Her death also revived how she shook up American society, not with a slit dress, but with bold words about the Vietnam War spoken during a 1960s White House luncheon with Lady Bird Johnson, the president’s wife. Ms. Kitt told the group, “You send the best of this country off to be shot and maimed. They rebel in the street. They don’t want to go to school because they’re going to be snatched off from their mothers to be shot in Vietnam.”

Speaking the truth cost the girl from South Carolina, she was blacklisted in America and forced to work outside of the United States. She was also investigated by the FBI and CIA and it would not be unreasonable to think that there were attempts to besmirch her name and character.


“ ‘The thing that hurts, that became anger, was when I realized that if you tell the truth–in a country that says you’re entitled to tell the truth–you get your face slapped and you get put out of work,’ Ms. Kitt told a magazine two decades later,” reported the Associated Press.

But Ms. Kitt was not the only Black entertainer targeted by the FBI or mentioned, or cross-referenced in files related to federal investigations. A quick review of the index of the FBI Electronic Reading Room turned up names like opera singer Marion Anderson, author James Baldwin, musician Cab Calloway, actress Dorothy Dandridge, entertainer Sammy Davis, Jr., blues great Billie Holiday and jazz musicians Charles Mingus and Thelonious Monk and the late rapper Tupac Shakur.

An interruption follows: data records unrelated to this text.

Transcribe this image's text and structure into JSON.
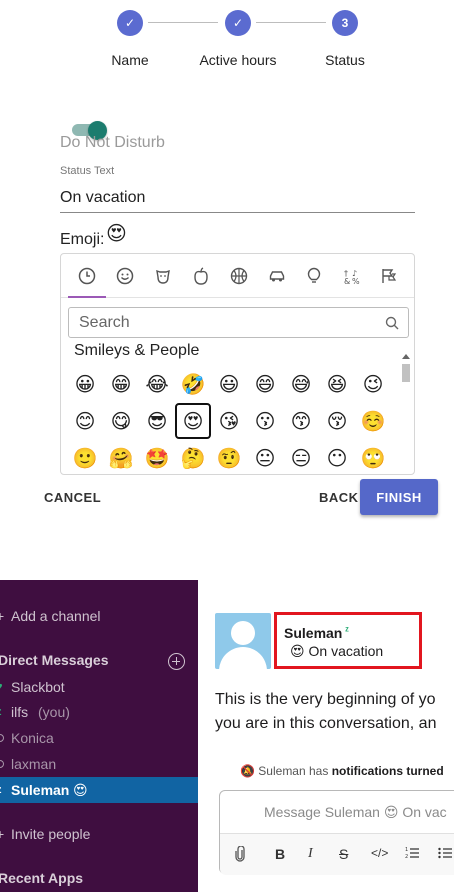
{
  "stepper": {
    "steps": [
      {
        "label": "Name",
        "marker": "✓"
      },
      {
        "label": "Active hours",
        "marker": "✓"
      },
      {
        "label": "Status",
        "marker": "3"
      }
    ],
    "accent": "#5b6bd0"
  },
  "form": {
    "dnd_label": "Do Not Disturb",
    "dnd_on": true,
    "status_caption": "Status Text",
    "status_value": "On vacation",
    "emoji_label": "Emoji:",
    "emoji_selected": "😍"
  },
  "picker": {
    "categories": [
      "clock-icon",
      "smiley-icon",
      "dog-icon",
      "apple-icon",
      "basketball-icon",
      "car-icon",
      "lightbulb-icon",
      "symbols-icon",
      "flag-icon"
    ],
    "search_placeholder": "Search",
    "category_title": "Smileys & People",
    "rows": [
      [
        "😀",
        "😁",
        "😂",
        "🤣",
        "😃",
        "😄",
        "😅",
        "😆",
        "😉"
      ],
      [
        "😊",
        "😋",
        "😎",
        "😍",
        "😘",
        "😗",
        "😙",
        "😚",
        "☺️"
      ],
      [
        "🙂",
        "🤗",
        "🤩",
        "🤔",
        "🤨",
        "😐",
        "😑",
        "😶",
        "🙄"
      ]
    ],
    "selected": "😍"
  },
  "actions": {
    "cancel": "CANCEL",
    "back": "BACK",
    "finish": "FINISH",
    "finish_color": "#5568c9"
  },
  "slack_sidebar": {
    "add_channel": "Add a channel",
    "dm_header": "Direct Messages",
    "dms": [
      {
        "name": "Slackbot",
        "suffix": "",
        "presence": "heart",
        "active": false
      },
      {
        "name": "ilfs",
        "suffix": "(you)",
        "presence": "away-zz",
        "active": false
      },
      {
        "name": "Konica",
        "suffix": "",
        "presence": "offline",
        "active": false
      },
      {
        "name": "laxman",
        "suffix": "",
        "presence": "offline",
        "active": false
      },
      {
        "name": "Suleman",
        "suffix": "😍",
        "presence": "away-zz",
        "active": true
      }
    ],
    "invite": "Invite people",
    "recent_apps": "Recent Apps",
    "bg_color": "#3f0e40",
    "active_color": "#1164a3"
  },
  "slack_main": {
    "user_name": "Suleman",
    "user_status_emoji": "😍",
    "user_status_text": "On vacation",
    "intro_line1": "This is the very beginning of yo",
    "intro_line2": "you are in this conversation, an",
    "notif_prefix": "Suleman has",
    "notif_bold": "notifications turned",
    "message_placeholder": "Message Suleman 😍 On vac",
    "toolbar": [
      "paperclip-icon",
      "bold-icon",
      "italic-icon",
      "strike-icon",
      "code-icon",
      "ordered-list-icon",
      "bullet-list-icon"
    ]
  }
}
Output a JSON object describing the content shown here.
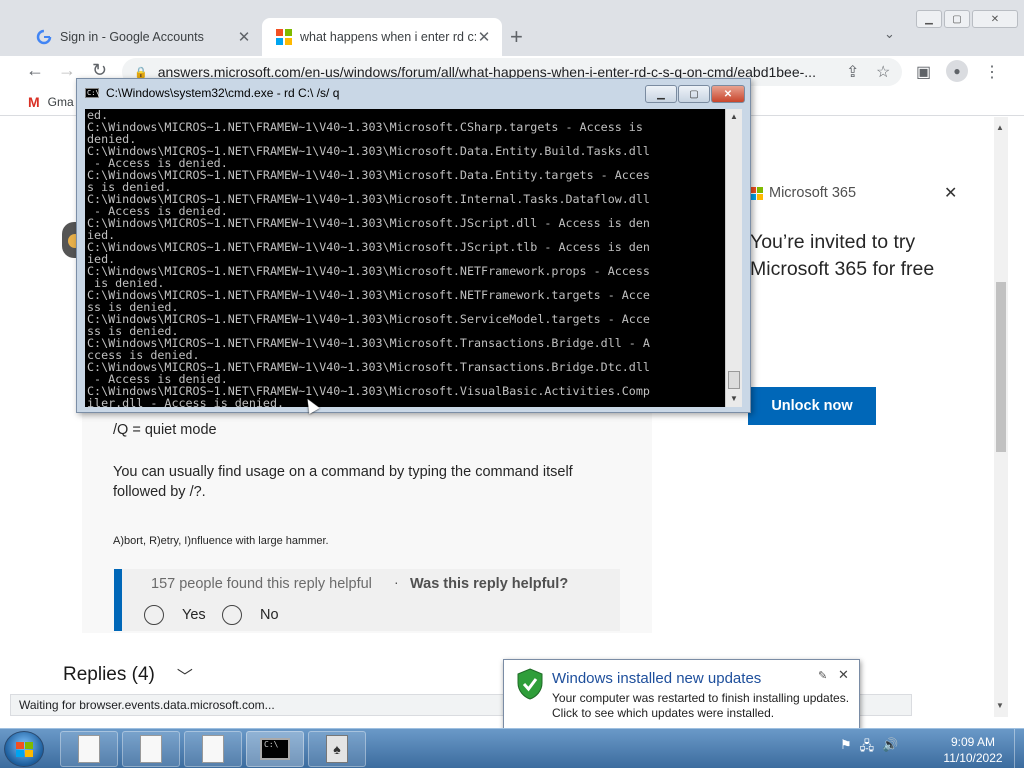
{
  "browser": {
    "tabs": [
      {
        "title": "Sign in - Google Accounts",
        "close": "✕"
      },
      {
        "title": "what happens when i enter rd c:\\",
        "close": "✕"
      }
    ],
    "new_tab": "+",
    "url": "answers.microsoft.com/en-us/windows/forum/all/what-happens-when-i-enter-rd-c-s-q-on-cmd/eabd1bee-...",
    "bookmarks": [
      {
        "label": "Gma"
      }
    ],
    "status_text": "Waiting for browser.events.data.microsoft.com..."
  },
  "page": {
    "quiet_mode": "/Q = quiet mode",
    "usage_text": "You can usually find usage on a command by typing the command itself followed by /?.",
    "signature": "A)bort, R)etry, I)nfluence with large hammer.",
    "helpful_count": "157 people found this reply helpful",
    "helpful_question": "Was this reply helpful?",
    "yes_label": "Yes",
    "no_label": "No",
    "replies_label": "Replies (4)"
  },
  "promo": {
    "brand": "Microsoft 365",
    "headline": "You’re invited to try Microsoft 365 for free",
    "button": "Unlock now",
    "colors": {
      "red": "#f25022",
      "green": "#7fba00",
      "blue": "#00a4ef",
      "yellow": "#ffb900"
    }
  },
  "cmd": {
    "title": "C:\\Windows\\system32\\cmd.exe - rd  C:\\ /s/ q",
    "icon_text": "C:\\",
    "console_text": "ed.\nC:\\Windows\\MICROS~1.NET\\FRAMEW~1\\V40~1.303\\Microsoft.CSharp.targets - Access is\ndenied.\nC:\\Windows\\MICROS~1.NET\\FRAMEW~1\\V40~1.303\\Microsoft.Data.Entity.Build.Tasks.dll\n - Access is denied.\nC:\\Windows\\MICROS~1.NET\\FRAMEW~1\\V40~1.303\\Microsoft.Data.Entity.targets - Acces\ns is denied.\nC:\\Windows\\MICROS~1.NET\\FRAMEW~1\\V40~1.303\\Microsoft.Internal.Tasks.Dataflow.dll\n - Access is denied.\nC:\\Windows\\MICROS~1.NET\\FRAMEW~1\\V40~1.303\\Microsoft.JScript.dll - Access is den\nied.\nC:\\Windows\\MICROS~1.NET\\FRAMEW~1\\V40~1.303\\Microsoft.JScript.tlb - Access is den\nied.\nC:\\Windows\\MICROS~1.NET\\FRAMEW~1\\V40~1.303\\Microsoft.NETFramework.props - Access\n is denied.\nC:\\Windows\\MICROS~1.NET\\FRAMEW~1\\V40~1.303\\Microsoft.NETFramework.targets - Acce\nss is denied.\nC:\\Windows\\MICROS~1.NET\\FRAMEW~1\\V40~1.303\\Microsoft.ServiceModel.targets - Acce\nss is denied.\nC:\\Windows\\MICROS~1.NET\\FRAMEW~1\\V40~1.303\\Microsoft.Transactions.Bridge.dll - A\nccess is denied.\nC:\\Windows\\MICROS~1.NET\\FRAMEW~1\\V40~1.303\\Microsoft.Transactions.Bridge.Dtc.dll\n - Access is denied.\nC:\\Windows\\MICROS~1.NET\\FRAMEW~1\\V40~1.303\\Microsoft.VisualBasic.Activities.Comp\niler.dll - Access is denied."
  },
  "notification": {
    "title": "Windows installed new updates",
    "line1": "Your computer was restarted to finish installing updates.",
    "line2": "Click to see which updates were installed."
  },
  "taskbar": {
    "time": "9:09 AM",
    "date": "11/10/2022",
    "cmd_icon_text": "C:\\",
    "solitaire_glyph": "♠"
  }
}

It is stunning that in a society where freedom of speech and political expression are often bandied about, the ugly underside, and often hidden truth, of American history is that speaking the truth to power comes with a heavy price. For entertainers, there is broad acceptance of action, activity, thought and advocacy that does not challenge or even point out wrongs in the society. There is plenty of tolerance for the lewd and the crude, but urging a nation to correct an errant course is hardly, if ever, welcomed.